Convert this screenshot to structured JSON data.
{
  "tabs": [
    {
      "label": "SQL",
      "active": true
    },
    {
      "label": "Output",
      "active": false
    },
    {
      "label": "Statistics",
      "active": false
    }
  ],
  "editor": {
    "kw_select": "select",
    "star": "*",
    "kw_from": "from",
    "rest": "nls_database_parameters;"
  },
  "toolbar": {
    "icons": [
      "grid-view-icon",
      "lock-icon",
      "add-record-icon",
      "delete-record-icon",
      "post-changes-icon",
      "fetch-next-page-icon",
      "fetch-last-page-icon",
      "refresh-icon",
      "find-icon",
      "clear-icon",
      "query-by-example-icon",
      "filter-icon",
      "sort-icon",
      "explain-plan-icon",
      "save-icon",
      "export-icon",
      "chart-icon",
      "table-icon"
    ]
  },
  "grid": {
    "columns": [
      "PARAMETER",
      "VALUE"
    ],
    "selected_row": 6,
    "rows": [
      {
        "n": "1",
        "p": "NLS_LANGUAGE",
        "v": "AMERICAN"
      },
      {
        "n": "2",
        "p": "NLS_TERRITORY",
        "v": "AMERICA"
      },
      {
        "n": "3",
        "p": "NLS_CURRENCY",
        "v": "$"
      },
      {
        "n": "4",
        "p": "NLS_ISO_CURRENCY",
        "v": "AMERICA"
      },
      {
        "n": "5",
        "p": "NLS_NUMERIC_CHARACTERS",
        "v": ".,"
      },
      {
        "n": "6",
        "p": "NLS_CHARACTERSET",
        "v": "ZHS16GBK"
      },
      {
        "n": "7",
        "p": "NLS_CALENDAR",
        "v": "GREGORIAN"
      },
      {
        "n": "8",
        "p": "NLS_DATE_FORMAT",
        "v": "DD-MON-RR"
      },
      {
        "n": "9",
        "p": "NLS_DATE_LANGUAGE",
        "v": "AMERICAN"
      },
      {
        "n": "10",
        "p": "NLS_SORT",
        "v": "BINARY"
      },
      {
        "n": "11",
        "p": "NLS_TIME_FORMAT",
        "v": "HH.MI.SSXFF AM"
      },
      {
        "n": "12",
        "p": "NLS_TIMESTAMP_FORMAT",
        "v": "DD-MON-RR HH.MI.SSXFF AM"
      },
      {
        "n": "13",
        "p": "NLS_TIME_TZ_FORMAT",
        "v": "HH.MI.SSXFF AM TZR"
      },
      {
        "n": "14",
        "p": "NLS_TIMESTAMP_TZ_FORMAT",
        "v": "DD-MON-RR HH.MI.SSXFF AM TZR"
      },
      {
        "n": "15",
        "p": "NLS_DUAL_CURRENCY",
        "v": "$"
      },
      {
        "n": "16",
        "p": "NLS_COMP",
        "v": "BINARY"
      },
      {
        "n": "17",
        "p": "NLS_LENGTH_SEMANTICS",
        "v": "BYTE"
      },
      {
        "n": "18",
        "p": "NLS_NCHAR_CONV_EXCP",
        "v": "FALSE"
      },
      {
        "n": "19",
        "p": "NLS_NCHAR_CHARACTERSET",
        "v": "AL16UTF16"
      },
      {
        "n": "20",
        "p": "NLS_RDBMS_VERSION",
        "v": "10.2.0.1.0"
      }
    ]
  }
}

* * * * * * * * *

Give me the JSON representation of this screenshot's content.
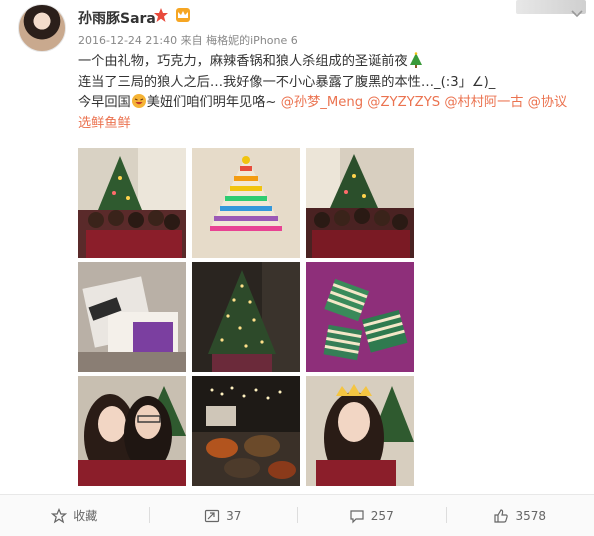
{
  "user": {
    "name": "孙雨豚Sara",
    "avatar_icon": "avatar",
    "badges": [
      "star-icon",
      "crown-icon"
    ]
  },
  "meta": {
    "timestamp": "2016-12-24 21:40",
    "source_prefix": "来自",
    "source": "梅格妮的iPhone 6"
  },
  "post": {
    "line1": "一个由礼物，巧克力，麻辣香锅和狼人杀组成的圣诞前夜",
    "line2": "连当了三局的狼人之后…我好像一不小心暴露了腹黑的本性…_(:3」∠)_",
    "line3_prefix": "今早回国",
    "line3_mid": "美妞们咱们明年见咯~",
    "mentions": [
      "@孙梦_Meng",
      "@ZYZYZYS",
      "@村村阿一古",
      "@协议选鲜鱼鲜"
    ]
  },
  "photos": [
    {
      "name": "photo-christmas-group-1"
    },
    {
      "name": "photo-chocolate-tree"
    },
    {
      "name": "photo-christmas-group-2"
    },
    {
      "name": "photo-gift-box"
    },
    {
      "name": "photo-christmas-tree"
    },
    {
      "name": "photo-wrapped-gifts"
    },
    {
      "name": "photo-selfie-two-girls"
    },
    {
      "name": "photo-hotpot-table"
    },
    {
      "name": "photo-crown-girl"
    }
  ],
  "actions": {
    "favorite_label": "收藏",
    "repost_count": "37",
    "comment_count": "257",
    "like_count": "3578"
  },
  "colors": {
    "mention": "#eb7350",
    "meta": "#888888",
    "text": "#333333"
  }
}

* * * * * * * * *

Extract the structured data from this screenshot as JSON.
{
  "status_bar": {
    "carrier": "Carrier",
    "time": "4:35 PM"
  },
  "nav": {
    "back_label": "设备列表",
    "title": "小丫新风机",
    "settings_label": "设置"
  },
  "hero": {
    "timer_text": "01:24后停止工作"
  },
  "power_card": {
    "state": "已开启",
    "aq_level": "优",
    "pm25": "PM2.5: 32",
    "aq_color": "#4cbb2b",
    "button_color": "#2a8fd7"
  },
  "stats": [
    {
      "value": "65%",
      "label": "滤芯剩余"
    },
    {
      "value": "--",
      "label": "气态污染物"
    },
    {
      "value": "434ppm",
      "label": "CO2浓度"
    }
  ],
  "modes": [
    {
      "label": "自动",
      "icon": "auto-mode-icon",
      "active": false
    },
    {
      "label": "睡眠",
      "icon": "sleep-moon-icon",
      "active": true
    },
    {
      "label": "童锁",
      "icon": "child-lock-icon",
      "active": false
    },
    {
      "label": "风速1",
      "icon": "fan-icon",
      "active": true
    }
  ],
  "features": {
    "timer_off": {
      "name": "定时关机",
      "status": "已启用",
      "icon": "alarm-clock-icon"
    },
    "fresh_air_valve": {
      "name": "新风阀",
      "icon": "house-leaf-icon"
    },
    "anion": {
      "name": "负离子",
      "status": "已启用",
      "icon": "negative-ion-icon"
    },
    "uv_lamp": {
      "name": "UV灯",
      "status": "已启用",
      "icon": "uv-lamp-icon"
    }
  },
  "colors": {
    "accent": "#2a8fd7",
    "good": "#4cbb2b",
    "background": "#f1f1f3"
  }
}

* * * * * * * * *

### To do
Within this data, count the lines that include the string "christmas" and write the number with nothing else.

### Answer to this problem
3